In a fight between a polar bear and a white shark, who will win ? Guess what, if this is a pool fight, the shark will munch through the bear in less than two minutes (this site makes unsubstantiated claims to the contrary, but there are strong clues that a shark eating a polar bear really happened). Now put them both on a land, and I will put my money on the bear (here is a video with a huge walrus in the same position, and it is not pretty).
This little analogy is meant to express that it depends on the situation.
If you develop your software in Java with Java code running in the client (as an applet or with Java WebStart), then most of the computing will be done on the client, which is great to make responsive interfaces and lighten the CPU burden on your servers, but also tends to require that the client is somehow trusted. This is the same issue as multi-player games: the more you delegate to the client machines, the more you give them the ability to cheat. Also, Java on the client system requires Java support to be installed, which is not hard but not a given either.

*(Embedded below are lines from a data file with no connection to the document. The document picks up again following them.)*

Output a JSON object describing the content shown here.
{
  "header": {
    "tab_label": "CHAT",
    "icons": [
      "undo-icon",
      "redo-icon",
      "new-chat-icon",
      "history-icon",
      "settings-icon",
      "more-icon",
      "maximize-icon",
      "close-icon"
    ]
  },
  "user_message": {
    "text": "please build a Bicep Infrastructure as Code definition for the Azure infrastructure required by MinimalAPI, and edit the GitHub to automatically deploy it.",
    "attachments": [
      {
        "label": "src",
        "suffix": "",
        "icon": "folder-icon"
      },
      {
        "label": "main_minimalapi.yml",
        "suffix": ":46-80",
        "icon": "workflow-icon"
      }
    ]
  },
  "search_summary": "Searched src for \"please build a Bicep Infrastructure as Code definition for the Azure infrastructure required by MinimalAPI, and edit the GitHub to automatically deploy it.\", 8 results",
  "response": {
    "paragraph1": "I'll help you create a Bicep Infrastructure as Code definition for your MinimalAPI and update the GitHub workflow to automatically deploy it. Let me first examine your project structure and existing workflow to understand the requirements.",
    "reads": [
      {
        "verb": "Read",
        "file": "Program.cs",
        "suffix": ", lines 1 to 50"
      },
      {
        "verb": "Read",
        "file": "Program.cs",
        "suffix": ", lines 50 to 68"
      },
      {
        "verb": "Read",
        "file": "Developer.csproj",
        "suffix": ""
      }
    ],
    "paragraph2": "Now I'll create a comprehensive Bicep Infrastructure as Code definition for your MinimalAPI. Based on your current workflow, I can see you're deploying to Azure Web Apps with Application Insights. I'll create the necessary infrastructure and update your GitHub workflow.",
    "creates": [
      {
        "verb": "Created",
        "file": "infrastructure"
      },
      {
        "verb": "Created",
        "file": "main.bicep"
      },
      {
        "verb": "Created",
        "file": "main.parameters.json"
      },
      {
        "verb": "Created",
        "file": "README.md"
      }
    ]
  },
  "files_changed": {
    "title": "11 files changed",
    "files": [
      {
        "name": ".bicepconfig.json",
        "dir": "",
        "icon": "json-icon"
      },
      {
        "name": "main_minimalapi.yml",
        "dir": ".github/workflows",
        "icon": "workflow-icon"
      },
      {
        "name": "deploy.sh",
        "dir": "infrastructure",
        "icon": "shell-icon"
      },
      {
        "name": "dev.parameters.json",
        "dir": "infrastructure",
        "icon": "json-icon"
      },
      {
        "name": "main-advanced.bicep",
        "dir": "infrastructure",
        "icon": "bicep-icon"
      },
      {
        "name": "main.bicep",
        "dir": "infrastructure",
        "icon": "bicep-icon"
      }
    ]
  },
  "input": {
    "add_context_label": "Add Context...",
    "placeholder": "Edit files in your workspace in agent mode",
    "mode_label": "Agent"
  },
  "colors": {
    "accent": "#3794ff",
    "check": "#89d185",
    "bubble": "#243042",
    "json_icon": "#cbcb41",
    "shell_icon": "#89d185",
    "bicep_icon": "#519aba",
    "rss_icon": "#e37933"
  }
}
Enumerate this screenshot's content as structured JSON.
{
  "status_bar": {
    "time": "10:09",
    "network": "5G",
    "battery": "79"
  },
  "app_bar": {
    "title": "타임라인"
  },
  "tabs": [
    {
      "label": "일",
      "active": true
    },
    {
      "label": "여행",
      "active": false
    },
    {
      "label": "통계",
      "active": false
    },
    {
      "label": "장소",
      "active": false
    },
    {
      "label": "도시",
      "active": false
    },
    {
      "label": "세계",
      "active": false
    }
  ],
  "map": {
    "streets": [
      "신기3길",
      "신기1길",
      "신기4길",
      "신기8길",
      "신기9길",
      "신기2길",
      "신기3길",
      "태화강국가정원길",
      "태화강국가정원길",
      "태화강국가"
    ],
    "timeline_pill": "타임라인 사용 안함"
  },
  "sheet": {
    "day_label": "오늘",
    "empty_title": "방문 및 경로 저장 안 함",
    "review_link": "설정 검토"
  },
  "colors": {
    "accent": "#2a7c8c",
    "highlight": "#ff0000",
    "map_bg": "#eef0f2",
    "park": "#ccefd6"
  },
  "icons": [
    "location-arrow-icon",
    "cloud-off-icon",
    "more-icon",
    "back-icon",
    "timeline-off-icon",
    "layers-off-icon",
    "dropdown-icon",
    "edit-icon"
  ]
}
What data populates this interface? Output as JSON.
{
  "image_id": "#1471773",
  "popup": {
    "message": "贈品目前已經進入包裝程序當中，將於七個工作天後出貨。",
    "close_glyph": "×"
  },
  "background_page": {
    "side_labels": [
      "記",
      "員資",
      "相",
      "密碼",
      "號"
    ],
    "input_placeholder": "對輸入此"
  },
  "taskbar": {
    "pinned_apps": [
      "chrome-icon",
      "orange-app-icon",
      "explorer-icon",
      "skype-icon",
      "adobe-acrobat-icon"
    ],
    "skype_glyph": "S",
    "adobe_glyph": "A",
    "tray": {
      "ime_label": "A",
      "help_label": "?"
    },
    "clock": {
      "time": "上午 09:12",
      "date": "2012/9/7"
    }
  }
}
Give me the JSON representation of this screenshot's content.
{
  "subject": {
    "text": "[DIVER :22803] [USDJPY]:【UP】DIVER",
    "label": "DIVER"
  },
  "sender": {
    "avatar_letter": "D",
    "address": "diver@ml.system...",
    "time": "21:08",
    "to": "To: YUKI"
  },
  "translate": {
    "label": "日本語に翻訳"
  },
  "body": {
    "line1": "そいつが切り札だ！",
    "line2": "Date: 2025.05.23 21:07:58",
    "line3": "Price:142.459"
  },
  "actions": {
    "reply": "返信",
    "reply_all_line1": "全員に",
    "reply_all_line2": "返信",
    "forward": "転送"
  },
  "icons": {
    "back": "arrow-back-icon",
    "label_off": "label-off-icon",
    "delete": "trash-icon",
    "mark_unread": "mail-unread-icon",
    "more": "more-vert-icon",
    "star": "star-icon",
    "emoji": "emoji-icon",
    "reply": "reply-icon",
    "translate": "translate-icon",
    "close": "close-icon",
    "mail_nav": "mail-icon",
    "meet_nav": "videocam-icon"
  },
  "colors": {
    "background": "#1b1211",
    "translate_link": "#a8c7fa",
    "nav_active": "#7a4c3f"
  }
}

You can also make a Web site where everything happens on the server. You can do that with various languages and frameworks, including Java (that's where Tomcat becomes relevant) and PHP. That the server uses Java does not imply that the client must have Java installed (if you think otherwise then think again). It then becomes a question of "what programming language is better ?" and we know that such questions cannot be really answered. The only generic assertion that can be made is that the most secure language is that which the developer masters most. Writing a secure application requires that the developer knows all the small details of the tools he is using, because security comes from thinking about what happens in unusual conditions. Security, like maintainability and also speed, really depends on what your developers know.